SUPPLIED RECORDS section start

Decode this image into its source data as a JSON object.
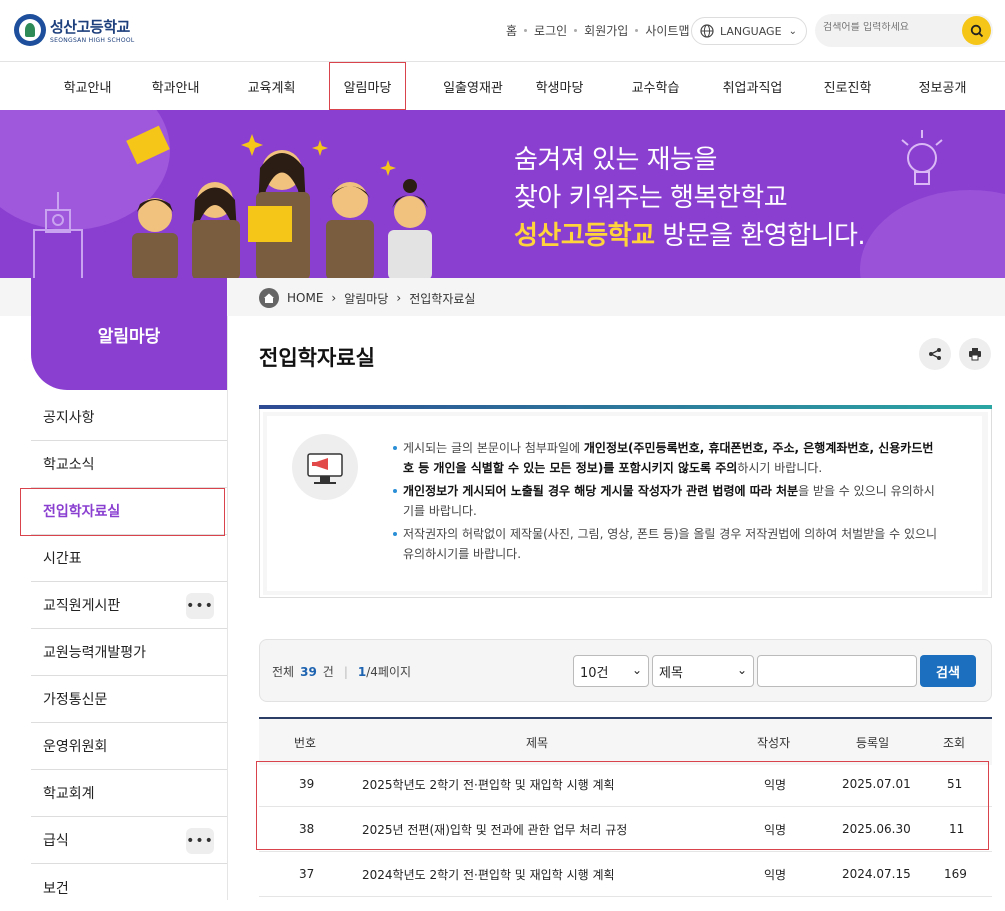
{
  "header": {
    "logo_kr": "성산고등학교",
    "logo_en": "SEONGSAN HIGH SCHOOL",
    "util_links": [
      "홈",
      "로그인",
      "회원가입",
      "사이트맵"
    ],
    "language_label": "LANGUAGE",
    "search_placeholder": "검색어를 입력하세요"
  },
  "gnb": [
    "학교안내",
    "학과안내",
    "교육계획",
    "알림마당",
    "일출영재관",
    "학생마당",
    "교수학습",
    "취업과직업",
    "진로진학",
    "정보공개"
  ],
  "banner": {
    "line1": "숨겨져 있는 재능을",
    "line2": "찾아 키워주는 행복한학교",
    "line3_highlight": "성산고등학교",
    "line3_rest": " 방문을 환영합니다."
  },
  "breadcrumb": [
    "HOME",
    "알림마당",
    "전입학자료실"
  ],
  "sidebar": {
    "title": "알림마당",
    "items": [
      {
        "label": "공지사항"
      },
      {
        "label": "학교소식"
      },
      {
        "label": "전입학자료실"
      },
      {
        "label": "시간표"
      },
      {
        "label": "교직원게시판"
      },
      {
        "label": "교원능력개발평가"
      },
      {
        "label": "가정통신문"
      },
      {
        "label": "운영위원회"
      },
      {
        "label": "학교회계"
      },
      {
        "label": "급식"
      },
      {
        "label": "보건"
      }
    ]
  },
  "page": {
    "title": "전입학자료실"
  },
  "notice": {
    "b1_a": "게시되는 글의 본문이나 첨부파일에 ",
    "b1_b": "개인정보(주민등록번호, 휴대폰번호, 주소, 은행계좌번호, 신용카드번호 등 개인을 식별할 수 있는 모든 정보)를 포함시키지 않도록 주의",
    "b1_c": "하시기 바랍니다.",
    "b2_a": "개인정보가 게시되어 노출될 경우 해당 게시물 작성자가 관련 법령에 따라 처분",
    "b2_b": "을 받을 수 있으니 유의하시기를 바랍니다.",
    "b3": "저작권자의 허락없이 제작물(사진, 그림, 영상, 폰트 등)을 올릴 경우 저작권법에 의하여 처벌받을 수 있으니 유의하시기를 바랍니다."
  },
  "filter": {
    "total_label": "전체",
    "total_count": "39",
    "total_unit": "건",
    "page_current": "1",
    "page_rest": "/4페이지",
    "per_page": "10건",
    "field": "제목",
    "search_button": "검색"
  },
  "table": {
    "headers": [
      "번호",
      "제목",
      "작성자",
      "등록일",
      "조회"
    ],
    "rows": [
      {
        "no": "39",
        "title": "2025학년도 2학기 전·편입학 및 재입학 시행 계획",
        "author": "익명",
        "date": "2025.07.01",
        "views": "51"
      },
      {
        "no": "38",
        "title": "2025년 전편(재)입학 및 전과에 관한 업무 처리 규정",
        "author": "익명",
        "date": "2025.06.30",
        "views": "11"
      },
      {
        "no": "37",
        "title": "2024학년도 2학기 전·편입학 및 재입학 시행 계획",
        "author": "익명",
        "date": "2024.07.15",
        "views": "169"
      }
    ]
  },
  "colors": {
    "brand_purple": "#8a3fd0",
    "highlight_red": "#d9434b",
    "search_blue": "#1c6fbe",
    "yellow": "#f5c518"
  }
}
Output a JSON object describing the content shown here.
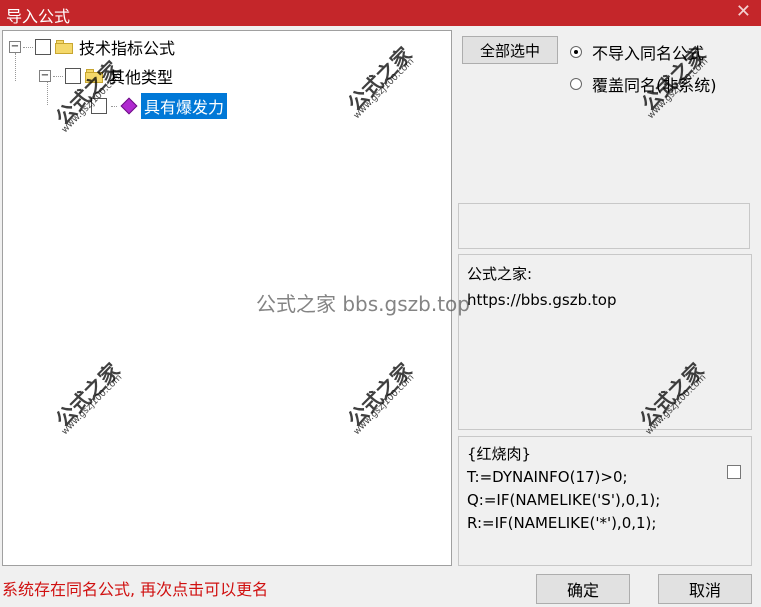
{
  "window": {
    "title": "导入公式",
    "close_symbol": "✕"
  },
  "tree": {
    "root": {
      "expander": "−",
      "label": "技术指标公式"
    },
    "child": {
      "expander": "−",
      "label": "其他类型"
    },
    "leaf": {
      "label": "具有爆发力"
    }
  },
  "controls": {
    "select_all": "全部选中",
    "radio_no_import": "不导入同名公式",
    "radio_overwrite": "覆盖同名(非系统)"
  },
  "info": {
    "line1": "公式之家:",
    "line2": "https://bbs.gszb.top"
  },
  "code": {
    "text": "{红烧肉}\nT:=DYNAINFO(17)>0;\nQ:=IF(NAMELIKE('S'),0,1);\nR:=IF(NAMELIKE('*'),0,1);"
  },
  "status_text": "系统存在同名公式, 再次点击可以更名",
  "buttons": {
    "ok": "确定",
    "cancel": "取消"
  },
  "watermark": {
    "big": "公式之家",
    "url": "www.gszj100.com",
    "center": "公式之家 bbs.gszb.top"
  }
}
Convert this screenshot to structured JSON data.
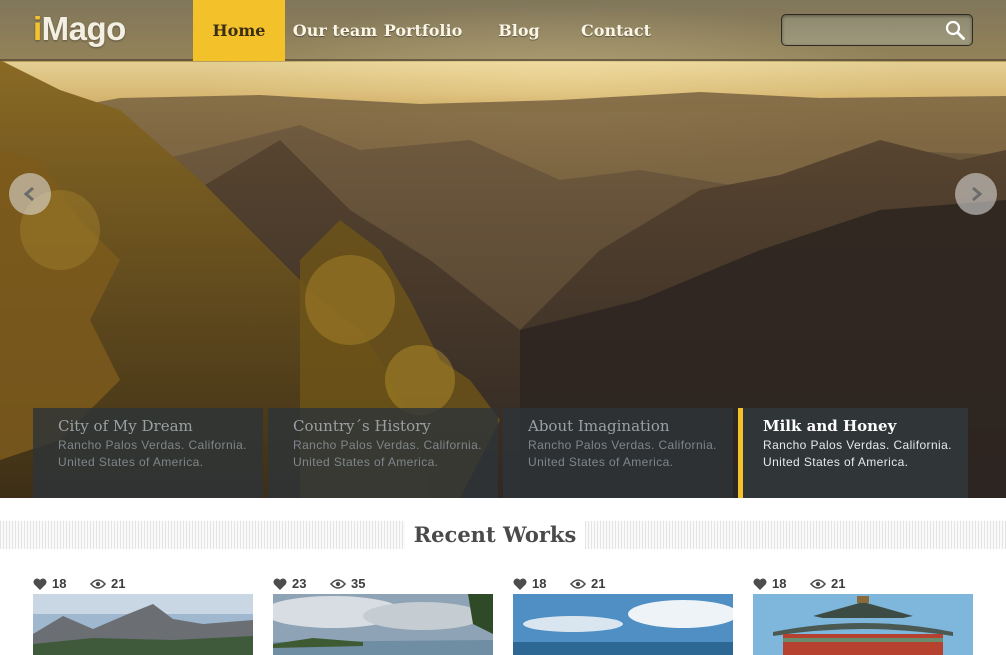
{
  "header": {
    "logo": {
      "prefix": "i",
      "rest": "Mago"
    },
    "nav": [
      {
        "label": "Home",
        "active": true
      },
      {
        "label": "Our team",
        "active": false
      },
      {
        "label": "Portfolio",
        "active": false
      },
      {
        "label": "Blog",
        "active": false
      },
      {
        "label": "Contact",
        "active": false
      }
    ],
    "search": {
      "value": "",
      "placeholder": ""
    }
  },
  "slider": {
    "captions": [
      {
        "title": "City of My Dream",
        "desc": "Rancho Palos Verdas. California. United States of America.",
        "active": false
      },
      {
        "title": "Country´s History",
        "desc": "Rancho Palos Verdas. California. United States of America.",
        "active": false
      },
      {
        "title": "About Imagination",
        "desc": "Rancho Palos Verdas. California. United States of America.",
        "active": false
      },
      {
        "title": "Milk and Honey",
        "desc": "Rancho Palos Verdas. California. United States of America.",
        "active": true
      }
    ]
  },
  "recent_works": {
    "title": "Recent Works",
    "items": [
      {
        "likes": "18",
        "views": "21"
      },
      {
        "likes": "23",
        "views": "35"
      },
      {
        "likes": "18",
        "views": "21"
      },
      {
        "likes": "18",
        "views": "21"
      }
    ]
  },
  "colors": {
    "accent": "#f3c22b",
    "caption_bg": "#2e3438",
    "text_dark": "#4a4a4a"
  }
}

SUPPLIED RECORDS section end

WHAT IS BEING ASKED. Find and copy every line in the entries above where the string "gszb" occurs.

EXPECTED OUTPUT.
    "line2": "https://bbs.gszb.top"
    "center": "公式之家 bbs.gszb.top"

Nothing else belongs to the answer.